=== Section Start ===

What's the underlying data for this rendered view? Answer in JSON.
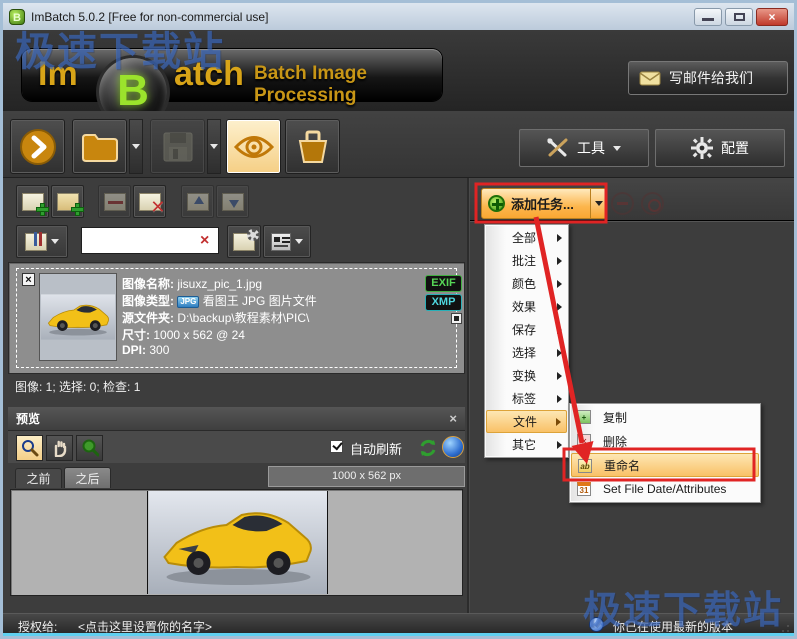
{
  "watermark": {
    "text": "极速下载站"
  },
  "titlebar": {
    "title": "ImBatch 5.0.2 [Free for non-commercial use]",
    "logo_letter": "B"
  },
  "header": {
    "logo_im": "Im",
    "logo_b": "B",
    "logo_atch": "atch",
    "tagline": "Batch Image Processing",
    "mail_button": "写邮件给我们"
  },
  "toolbar": {
    "tools": "工具",
    "config": "配置"
  },
  "icons": {
    "close": "×",
    "clear": "×",
    "check_x": "×",
    "rename_glyph": "ab",
    "calendar_glyph": "31"
  },
  "left": {
    "file_item": {
      "name_label": "图像名称:",
      "name_value": "jisuxz_pic_1.jpg",
      "type_label": "图像类型:",
      "type_badge": "JPG",
      "type_value": "看图王 JPG 图片文件",
      "folder_label": "源文件夹:",
      "folder_value": "D:\\backup\\教程素材\\PIC\\",
      "size_label": "尺寸:",
      "size_value": "1000 x 562 @ 24",
      "dpi_label": "DPI:",
      "dpi_value": "300",
      "badge_exif": "EXIF",
      "badge_xmp": "XMP"
    },
    "status": "图像: 1; 选择: 0; 检查: 1",
    "preview": {
      "title": "预览",
      "auto_refresh_label": "自动刷新",
      "tab_before": "之前",
      "tab_after": "之后",
      "size_readout": "1000 x 562 px"
    }
  },
  "right": {
    "add_task_label": "添加任务...",
    "menu": [
      "全部",
      "批注",
      "颜色",
      "效果",
      "保存",
      "选择",
      "变换",
      "标签",
      "文件",
      "其它"
    ],
    "submenu": [
      "复制",
      "删除",
      "重命名",
      "Set File Date/Attributes"
    ]
  },
  "footer": {
    "license_label": "授权给:",
    "license_value": "<点击这里设置你的名字>",
    "update_status": "你已在使用最新的版本"
  }
}
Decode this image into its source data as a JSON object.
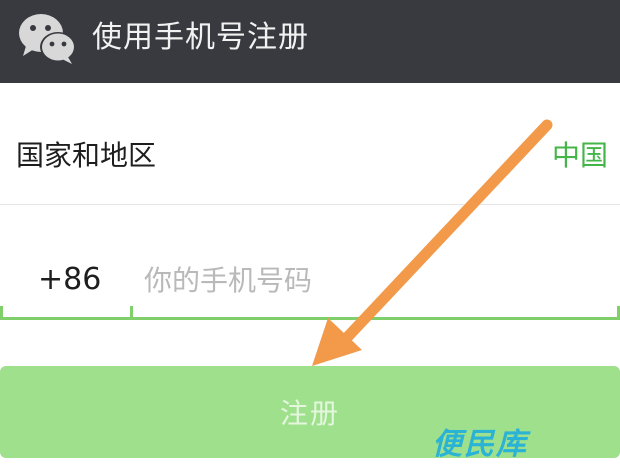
{
  "header": {
    "title": "使用手机号注册",
    "logo_icon": "wechat-logo-icon",
    "background": "#393a3f"
  },
  "country": {
    "label": "国家和地区",
    "value": "中国",
    "value_color": "#44b549"
  },
  "phone": {
    "country_code": "+86",
    "placeholder": "你的手机号码",
    "value": ""
  },
  "register": {
    "label": "注册",
    "background": "#9fe08d"
  },
  "annotation": {
    "arrow_icon": "arrow-icon",
    "arrow_color": "#f29a4a"
  },
  "watermark": {
    "text": "便民库"
  }
}
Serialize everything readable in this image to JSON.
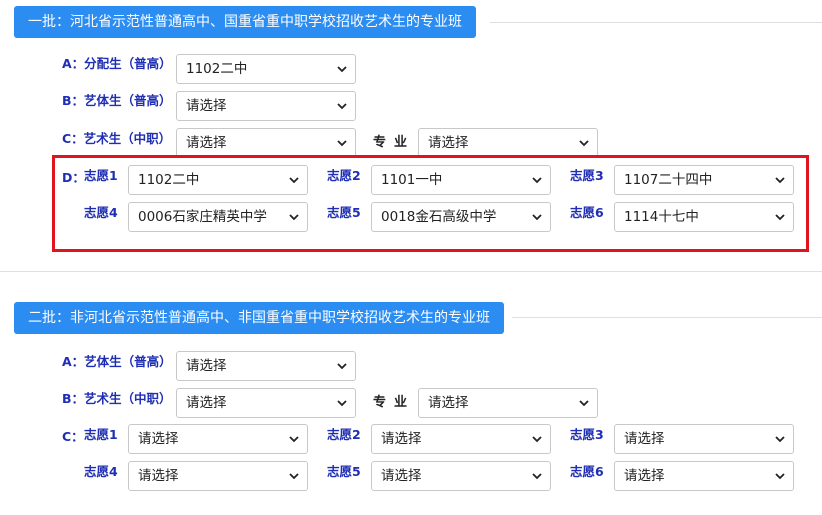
{
  "batch1": {
    "title": "一批：河北省示范性普通高中、国重省重中职学校招收艺术生的专业班",
    "a_label": "A：分配生（普高）",
    "a_value": "1102二中",
    "b_label": "B：艺体生（普高）",
    "b_value": "请选择",
    "c_label": "C：艺术生（中职）",
    "c_value": "请选择",
    "major_label": "专业",
    "major_value": "请选择",
    "d_prefix": "D：",
    "wishes": [
      {
        "label": "志愿1",
        "value": "1102二中"
      },
      {
        "label": "志愿2",
        "value": "1101一中"
      },
      {
        "label": "志愿3",
        "value": "1107二十四中"
      },
      {
        "label": "志愿4",
        "value": "0006石家庄精英中学"
      },
      {
        "label": "志愿5",
        "value": "0018金石高级中学"
      },
      {
        "label": "志愿6",
        "value": "1114十七中"
      }
    ]
  },
  "batch2": {
    "title": "二批：非河北省示范性普通高中、非国重省重中职学校招收艺术生的专业班",
    "a_label": "A：艺体生（普高）",
    "a_value": "请选择",
    "b_label": "B：艺术生（中职）",
    "b_value": "请选择",
    "major_label": "专业",
    "major_value": "请选择",
    "c_prefix": "C：",
    "wishes": [
      {
        "label": "志愿1",
        "value": "请选择"
      },
      {
        "label": "志愿2",
        "value": "请选择"
      },
      {
        "label": "志愿3",
        "value": "请选择"
      },
      {
        "label": "志愿4",
        "value": "请选择"
      },
      {
        "label": "志愿5",
        "value": "请选择"
      },
      {
        "label": "志愿6",
        "value": "请选择"
      }
    ]
  },
  "icons": {
    "dropdown": "chevron-down-icon"
  },
  "colors": {
    "accent": "#2b8cf1",
    "label": "#1f2eb4",
    "highlight": "#e0141e"
  }
}
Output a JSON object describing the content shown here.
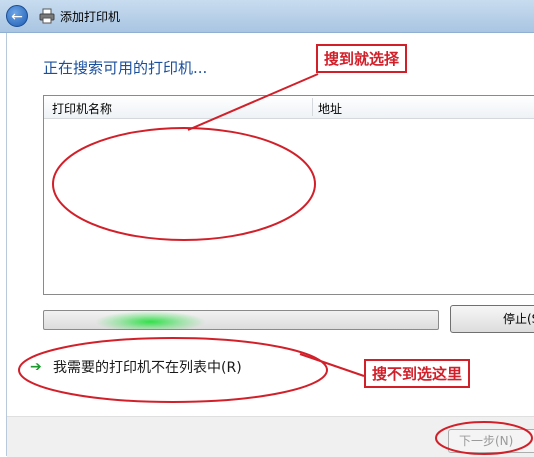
{
  "window": {
    "title": "添加打印机"
  },
  "main": {
    "heading": "正在搜索可用的打印机...",
    "list": {
      "columns": [
        "打印机名称",
        "地址"
      ]
    },
    "stop_label": "停止(S)",
    "not_listed_label": "我需要的打印机不在列表中(R)"
  },
  "footer": {
    "next_label": "下一步(N)"
  },
  "annotations": {
    "select_note": "搜到就选择",
    "not_found_note": "搜不到选这里"
  },
  "colors": {
    "annotation": "#d2202a",
    "heading": "#1a4f9c",
    "progress": "#32e04a"
  },
  "icons": {
    "back": "back-arrow-icon",
    "printer": "printer-icon",
    "link_arrow": "green-arrow-icon"
  }
}
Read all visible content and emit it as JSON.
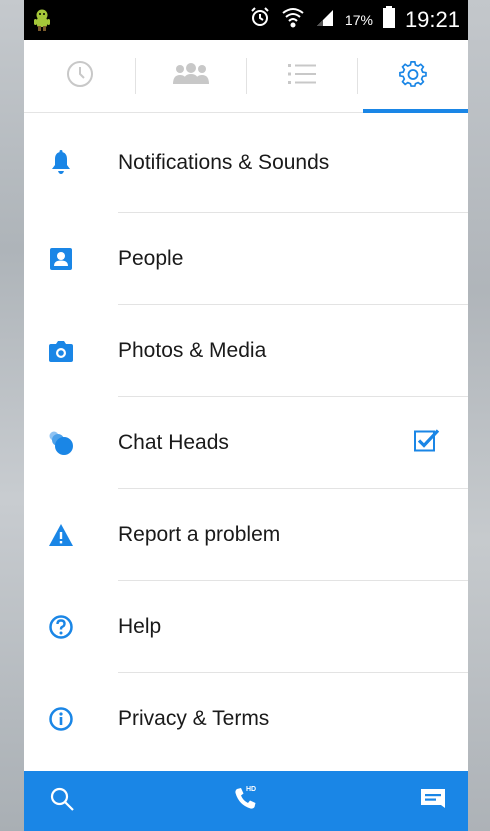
{
  "status_bar": {
    "battery_percent": "17%",
    "time": "19:21"
  },
  "tabs": [
    {
      "name": "recent",
      "icon": "clock-icon",
      "active": false
    },
    {
      "name": "groups",
      "icon": "groups-icon",
      "active": false
    },
    {
      "name": "list",
      "icon": "list-icon",
      "active": false
    },
    {
      "name": "settings",
      "icon": "gear-icon",
      "active": true
    }
  ],
  "settings": {
    "items": [
      {
        "label": "Notifications & Sounds",
        "icon": "bell-icon"
      },
      {
        "label": "People",
        "icon": "person-icon"
      },
      {
        "label": "Photos & Media",
        "icon": "camera-icon"
      },
      {
        "label": "Chat Heads",
        "icon": "chat-heads-icon",
        "checked": true
      },
      {
        "label": "Report a problem",
        "icon": "warning-icon"
      },
      {
        "label": "Help",
        "icon": "help-icon"
      },
      {
        "label": "Privacy & Terms",
        "icon": "info-icon"
      }
    ]
  },
  "bottom_bar": {
    "call_badge": "HD"
  },
  "colors": {
    "accent": "#1a86e6",
    "status_bar": "#000000",
    "inactive_icon": "#c8c8c8"
  }
}
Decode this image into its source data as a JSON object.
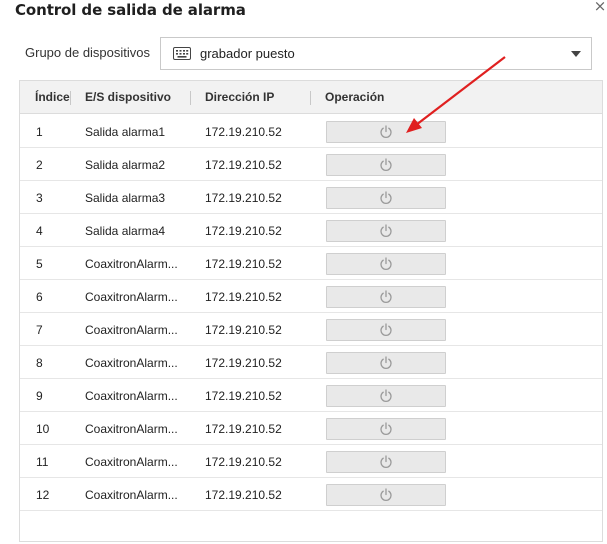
{
  "dialog": {
    "title": "Control de salida de alarma",
    "close_glyph": "×"
  },
  "group": {
    "label": "Grupo de dispositivos",
    "selected": "grabador puesto",
    "icon": "keyboard-icon"
  },
  "table": {
    "headers": {
      "index": "Índice",
      "device": "E/S dispositivo",
      "ip": "Dirección IP",
      "operation": "Operación"
    },
    "rows": [
      {
        "index": "1",
        "device": "Salida alarma1",
        "ip": "172.19.210.52"
      },
      {
        "index": "2",
        "device": "Salida alarma2",
        "ip": "172.19.210.52"
      },
      {
        "index": "3",
        "device": "Salida alarma3",
        "ip": "172.19.210.52"
      },
      {
        "index": "4",
        "device": "Salida alarma4",
        "ip": "172.19.210.52"
      },
      {
        "index": "5",
        "device": "CoaxitronAlarm...",
        "ip": "172.19.210.52"
      },
      {
        "index": "6",
        "device": "CoaxitronAlarm...",
        "ip": "172.19.210.52"
      },
      {
        "index": "7",
        "device": "CoaxitronAlarm...",
        "ip": "172.19.210.52"
      },
      {
        "index": "8",
        "device": "CoaxitronAlarm...",
        "ip": "172.19.210.52"
      },
      {
        "index": "9",
        "device": "CoaxitronAlarm...",
        "ip": "172.19.210.52"
      },
      {
        "index": "10",
        "device": "CoaxitronAlarm...",
        "ip": "172.19.210.52"
      },
      {
        "index": "11",
        "device": "CoaxitronAlarm...",
        "ip": "172.19.210.52"
      },
      {
        "index": "12",
        "device": "CoaxitronAlarm...",
        "ip": "172.19.210.52"
      }
    ],
    "operation_icon": "power-icon"
  },
  "annotation": {
    "arrow_color": "#e02020"
  }
}
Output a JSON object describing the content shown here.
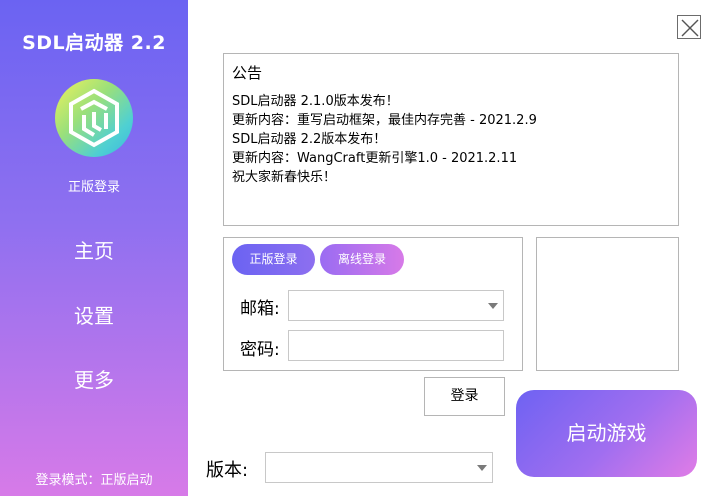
{
  "sidebar": {
    "title": "SDL启动器 2.2",
    "login_status": "正版登录",
    "nav": {
      "home": "主页",
      "settings": "设置",
      "more": "更多"
    },
    "login_mode": "登录模式：正版启动",
    "colors": {
      "top": "#6b63f2",
      "bottom": "#d77ae8"
    }
  },
  "announcement": {
    "title": "公告",
    "lines": [
      "SDL启动器 2.1.0版本发布！",
      "更新内容：重写启动框架，最佳内存完善 - 2021.2.9",
      "SDL启动器 2.2版本发布！",
      "更新内容：WangCraft更新引擎1.0 - 2021.2.11",
      "祝大家新春快乐！"
    ]
  },
  "login": {
    "online_tab": "正版登录",
    "offline_tab": "离线登录",
    "email_label": "邮箱:",
    "email_value": "",
    "password_label": "密码:",
    "password_value": "",
    "login_button": "登录"
  },
  "launch_button": "启动游戏",
  "version": {
    "label": "版本:",
    "selected": ""
  },
  "icons": {
    "close": "close-icon",
    "logo": "sdl-logo-icon",
    "dropdown": "chevron-down-icon"
  }
}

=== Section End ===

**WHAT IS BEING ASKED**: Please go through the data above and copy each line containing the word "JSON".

**ANSWER FOR THE TASK**:
What's the underlying data for this rendered view? Answer in JSON.
Decode this image into its source data as a JSON object.
Serialize everything readable in this image to JSON.
Output a JSON object describing the content shown here.
Read all visible content and emit it as JSON.
Decode this image into its source data as a JSON object.
Output a JSON object describing the content shown here.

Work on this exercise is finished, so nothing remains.